* DATASET CONTENT:
--------------------------------
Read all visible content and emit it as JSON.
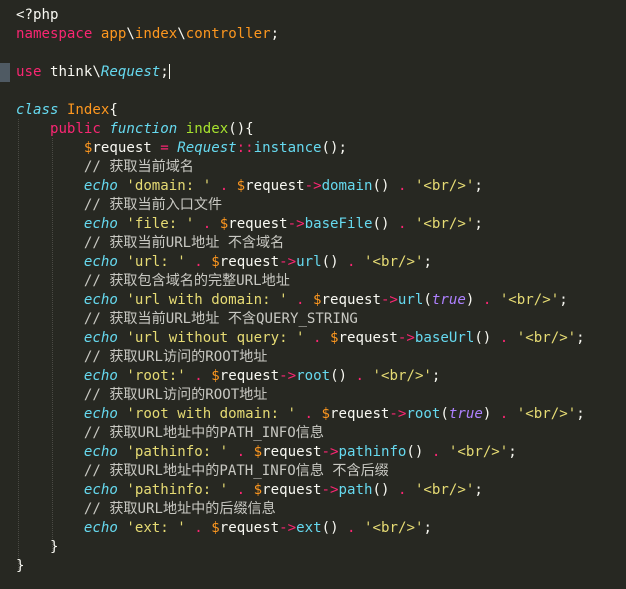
{
  "editor": {
    "theme_colors": {
      "background": "#272822",
      "keyword": "#f92672",
      "string": "#e6db74",
      "type": "#66d9ef",
      "classname": "#fd971f",
      "function": "#a6e22e",
      "constant": "#ae81ff",
      "foreground": "#f8f8f2"
    },
    "lines": [
      {
        "tokens": [
          {
            "t": "<?php",
            "c": "tag"
          }
        ]
      },
      {
        "tokens": [
          {
            "t": "namespace",
            "c": "kw"
          },
          {
            "t": " ",
            "c": "punc"
          },
          {
            "t": "app",
            "c": "ns"
          },
          {
            "t": "\\",
            "c": "punc"
          },
          {
            "t": "index",
            "c": "ns"
          },
          {
            "t": "\\",
            "c": "punc"
          },
          {
            "t": "controller",
            "c": "ns"
          },
          {
            "t": ";",
            "c": "punc"
          }
        ]
      },
      {
        "tokens": []
      },
      {
        "tokens": [
          {
            "t": "use",
            "c": "kw"
          },
          {
            "t": " think",
            "c": "ns2"
          },
          {
            "t": "\\",
            "c": "punc"
          },
          {
            "t": "Request",
            "c": "type"
          },
          {
            "t": ";",
            "c": "punc"
          }
        ],
        "cursor": true
      },
      {
        "tokens": []
      },
      {
        "tokens": [
          {
            "t": "class",
            "c": "type"
          },
          {
            "t": " ",
            "c": "punc"
          },
          {
            "t": "Index",
            "c": "class"
          },
          {
            "t": "{",
            "c": "punc"
          }
        ]
      },
      {
        "tokens": [
          {
            "t": "    ",
            "c": "punc"
          },
          {
            "t": "public",
            "c": "kw"
          },
          {
            "t": " ",
            "c": "punc"
          },
          {
            "t": "function",
            "c": "type"
          },
          {
            "t": " ",
            "c": "punc"
          },
          {
            "t": "index",
            "c": "fn"
          },
          {
            "t": "(){",
            "c": "punc"
          }
        ]
      },
      {
        "tokens": [
          {
            "t": "        ",
            "c": "punc"
          },
          {
            "t": "$",
            "c": "dollar"
          },
          {
            "t": "request",
            "c": "var"
          },
          {
            "t": " = ",
            "c": "op"
          },
          {
            "t": "Request",
            "c": "type"
          },
          {
            "t": "::",
            "c": "op"
          },
          {
            "t": "instance",
            "c": "method"
          },
          {
            "t": "();",
            "c": "punc"
          }
        ]
      },
      {
        "tokens": [
          {
            "t": "        // 获取当前域名",
            "c": "comment"
          }
        ]
      },
      {
        "tokens": [
          {
            "t": "        ",
            "c": "punc"
          },
          {
            "t": "echo",
            "c": "type"
          },
          {
            "t": " ",
            "c": "punc"
          },
          {
            "t": "'domain: '",
            "c": "str"
          },
          {
            "t": " . ",
            "c": "op"
          },
          {
            "t": "$",
            "c": "dollar"
          },
          {
            "t": "request",
            "c": "var"
          },
          {
            "t": "->",
            "c": "op"
          },
          {
            "t": "domain",
            "c": "method"
          },
          {
            "t": "()",
            "c": "punc"
          },
          {
            "t": " . ",
            "c": "op"
          },
          {
            "t": "'<br/>'",
            "c": "str"
          },
          {
            "t": ";",
            "c": "punc"
          }
        ]
      },
      {
        "tokens": [
          {
            "t": "        // 获取当前入口文件",
            "c": "comment"
          }
        ]
      },
      {
        "tokens": [
          {
            "t": "        ",
            "c": "punc"
          },
          {
            "t": "echo",
            "c": "type"
          },
          {
            "t": " ",
            "c": "punc"
          },
          {
            "t": "'file: '",
            "c": "str"
          },
          {
            "t": " . ",
            "c": "op"
          },
          {
            "t": "$",
            "c": "dollar"
          },
          {
            "t": "request",
            "c": "var"
          },
          {
            "t": "->",
            "c": "op"
          },
          {
            "t": "baseFile",
            "c": "method"
          },
          {
            "t": "()",
            "c": "punc"
          },
          {
            "t": " . ",
            "c": "op"
          },
          {
            "t": "'<br/>'",
            "c": "str"
          },
          {
            "t": ";",
            "c": "punc"
          }
        ]
      },
      {
        "tokens": [
          {
            "t": "        // 获取当前URL地址 不含域名",
            "c": "comment"
          }
        ]
      },
      {
        "tokens": [
          {
            "t": "        ",
            "c": "punc"
          },
          {
            "t": "echo",
            "c": "type"
          },
          {
            "t": " ",
            "c": "punc"
          },
          {
            "t": "'url: '",
            "c": "str"
          },
          {
            "t": " . ",
            "c": "op"
          },
          {
            "t": "$",
            "c": "dollar"
          },
          {
            "t": "request",
            "c": "var"
          },
          {
            "t": "->",
            "c": "op"
          },
          {
            "t": "url",
            "c": "method"
          },
          {
            "t": "()",
            "c": "punc"
          },
          {
            "t": " . ",
            "c": "op"
          },
          {
            "t": "'<br/>'",
            "c": "str"
          },
          {
            "t": ";",
            "c": "punc"
          }
        ]
      },
      {
        "tokens": [
          {
            "t": "        // 获取包含域名的完整URL地址",
            "c": "comment"
          }
        ]
      },
      {
        "tokens": [
          {
            "t": "        ",
            "c": "punc"
          },
          {
            "t": "echo",
            "c": "type"
          },
          {
            "t": " ",
            "c": "punc"
          },
          {
            "t": "'url with domain: '",
            "c": "str"
          },
          {
            "t": " . ",
            "c": "op"
          },
          {
            "t": "$",
            "c": "dollar"
          },
          {
            "t": "request",
            "c": "var"
          },
          {
            "t": "->",
            "c": "op"
          },
          {
            "t": "url",
            "c": "method"
          },
          {
            "t": "(",
            "c": "punc"
          },
          {
            "t": "true",
            "c": "bool"
          },
          {
            "t": ")",
            "c": "punc"
          },
          {
            "t": " . ",
            "c": "op"
          },
          {
            "t": "'<br/>'",
            "c": "str"
          },
          {
            "t": ";",
            "c": "punc"
          }
        ]
      },
      {
        "tokens": [
          {
            "t": "        // 获取当前URL地址 不含QUERY_STRING",
            "c": "comment"
          }
        ]
      },
      {
        "tokens": [
          {
            "t": "        ",
            "c": "punc"
          },
          {
            "t": "echo",
            "c": "type"
          },
          {
            "t": " ",
            "c": "punc"
          },
          {
            "t": "'url without query: '",
            "c": "str"
          },
          {
            "t": " . ",
            "c": "op"
          },
          {
            "t": "$",
            "c": "dollar"
          },
          {
            "t": "request",
            "c": "var"
          },
          {
            "t": "->",
            "c": "op"
          },
          {
            "t": "baseUrl",
            "c": "method"
          },
          {
            "t": "()",
            "c": "punc"
          },
          {
            "t": " . ",
            "c": "op"
          },
          {
            "t": "'<br/>'",
            "c": "str"
          },
          {
            "t": ";",
            "c": "punc"
          }
        ]
      },
      {
        "tokens": [
          {
            "t": "        // 获取URL访问的ROOT地址",
            "c": "comment"
          }
        ]
      },
      {
        "tokens": [
          {
            "t": "        ",
            "c": "punc"
          },
          {
            "t": "echo",
            "c": "type"
          },
          {
            "t": " ",
            "c": "punc"
          },
          {
            "t": "'root:'",
            "c": "str"
          },
          {
            "t": " . ",
            "c": "op"
          },
          {
            "t": "$",
            "c": "dollar"
          },
          {
            "t": "request",
            "c": "var"
          },
          {
            "t": "->",
            "c": "op"
          },
          {
            "t": "root",
            "c": "method"
          },
          {
            "t": "()",
            "c": "punc"
          },
          {
            "t": " . ",
            "c": "op"
          },
          {
            "t": "'<br/>'",
            "c": "str"
          },
          {
            "t": ";",
            "c": "punc"
          }
        ]
      },
      {
        "tokens": [
          {
            "t": "        // 获取URL访问的ROOT地址",
            "c": "comment"
          }
        ]
      },
      {
        "tokens": [
          {
            "t": "        ",
            "c": "punc"
          },
          {
            "t": "echo",
            "c": "type"
          },
          {
            "t": " ",
            "c": "punc"
          },
          {
            "t": "'root with domain: '",
            "c": "str"
          },
          {
            "t": " . ",
            "c": "op"
          },
          {
            "t": "$",
            "c": "dollar"
          },
          {
            "t": "request",
            "c": "var"
          },
          {
            "t": "->",
            "c": "op"
          },
          {
            "t": "root",
            "c": "method"
          },
          {
            "t": "(",
            "c": "punc"
          },
          {
            "t": "true",
            "c": "bool"
          },
          {
            "t": ")",
            "c": "punc"
          },
          {
            "t": " . ",
            "c": "op"
          },
          {
            "t": "'<br/>'",
            "c": "str"
          },
          {
            "t": ";",
            "c": "punc"
          }
        ]
      },
      {
        "tokens": [
          {
            "t": "        // 获取URL地址中的PATH_INFO信息",
            "c": "comment"
          }
        ]
      },
      {
        "tokens": [
          {
            "t": "        ",
            "c": "punc"
          },
          {
            "t": "echo",
            "c": "type"
          },
          {
            "t": " ",
            "c": "punc"
          },
          {
            "t": "'pathinfo: '",
            "c": "str"
          },
          {
            "t": " . ",
            "c": "op"
          },
          {
            "t": "$",
            "c": "dollar"
          },
          {
            "t": "request",
            "c": "var"
          },
          {
            "t": "->",
            "c": "op"
          },
          {
            "t": "pathinfo",
            "c": "method"
          },
          {
            "t": "()",
            "c": "punc"
          },
          {
            "t": " . ",
            "c": "op"
          },
          {
            "t": "'<br/>'",
            "c": "str"
          },
          {
            "t": ";",
            "c": "punc"
          }
        ]
      },
      {
        "tokens": [
          {
            "t": "        // 获取URL地址中的PATH_INFO信息 不含后缀",
            "c": "comment"
          }
        ]
      },
      {
        "tokens": [
          {
            "t": "        ",
            "c": "punc"
          },
          {
            "t": "echo",
            "c": "type"
          },
          {
            "t": " ",
            "c": "punc"
          },
          {
            "t": "'pathinfo: '",
            "c": "str"
          },
          {
            "t": " . ",
            "c": "op"
          },
          {
            "t": "$",
            "c": "dollar"
          },
          {
            "t": "request",
            "c": "var"
          },
          {
            "t": "->",
            "c": "op"
          },
          {
            "t": "path",
            "c": "method"
          },
          {
            "t": "()",
            "c": "punc"
          },
          {
            "t": " . ",
            "c": "op"
          },
          {
            "t": "'<br/>'",
            "c": "str"
          },
          {
            "t": ";",
            "c": "punc"
          }
        ]
      },
      {
        "tokens": [
          {
            "t": "        // 获取URL地址中的后缀信息",
            "c": "comment"
          }
        ]
      },
      {
        "tokens": [
          {
            "t": "        ",
            "c": "punc"
          },
          {
            "t": "echo",
            "c": "type"
          },
          {
            "t": " ",
            "c": "punc"
          },
          {
            "t": "'ext: '",
            "c": "str"
          },
          {
            "t": " . ",
            "c": "op"
          },
          {
            "t": "$",
            "c": "dollar"
          },
          {
            "t": "request",
            "c": "var"
          },
          {
            "t": "->",
            "c": "op"
          },
          {
            "t": "ext",
            "c": "method"
          },
          {
            "t": "()",
            "c": "punc"
          },
          {
            "t": " . ",
            "c": "op"
          },
          {
            "t": "'<br/>'",
            "c": "str"
          },
          {
            "t": ";",
            "c": "punc"
          }
        ]
      },
      {
        "tokens": [
          {
            "t": "    }",
            "c": "punc"
          }
        ]
      },
      {
        "tokens": [
          {
            "t": "}",
            "c": "punc"
          }
        ]
      }
    ]
  }
}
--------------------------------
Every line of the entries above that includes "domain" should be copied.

* RESPONSE TO THE EXERCISE:
            "t": "'domain: '",
            "t": "domain",
            "t": "'url with domain: '",
            "t": "'root with domain: '",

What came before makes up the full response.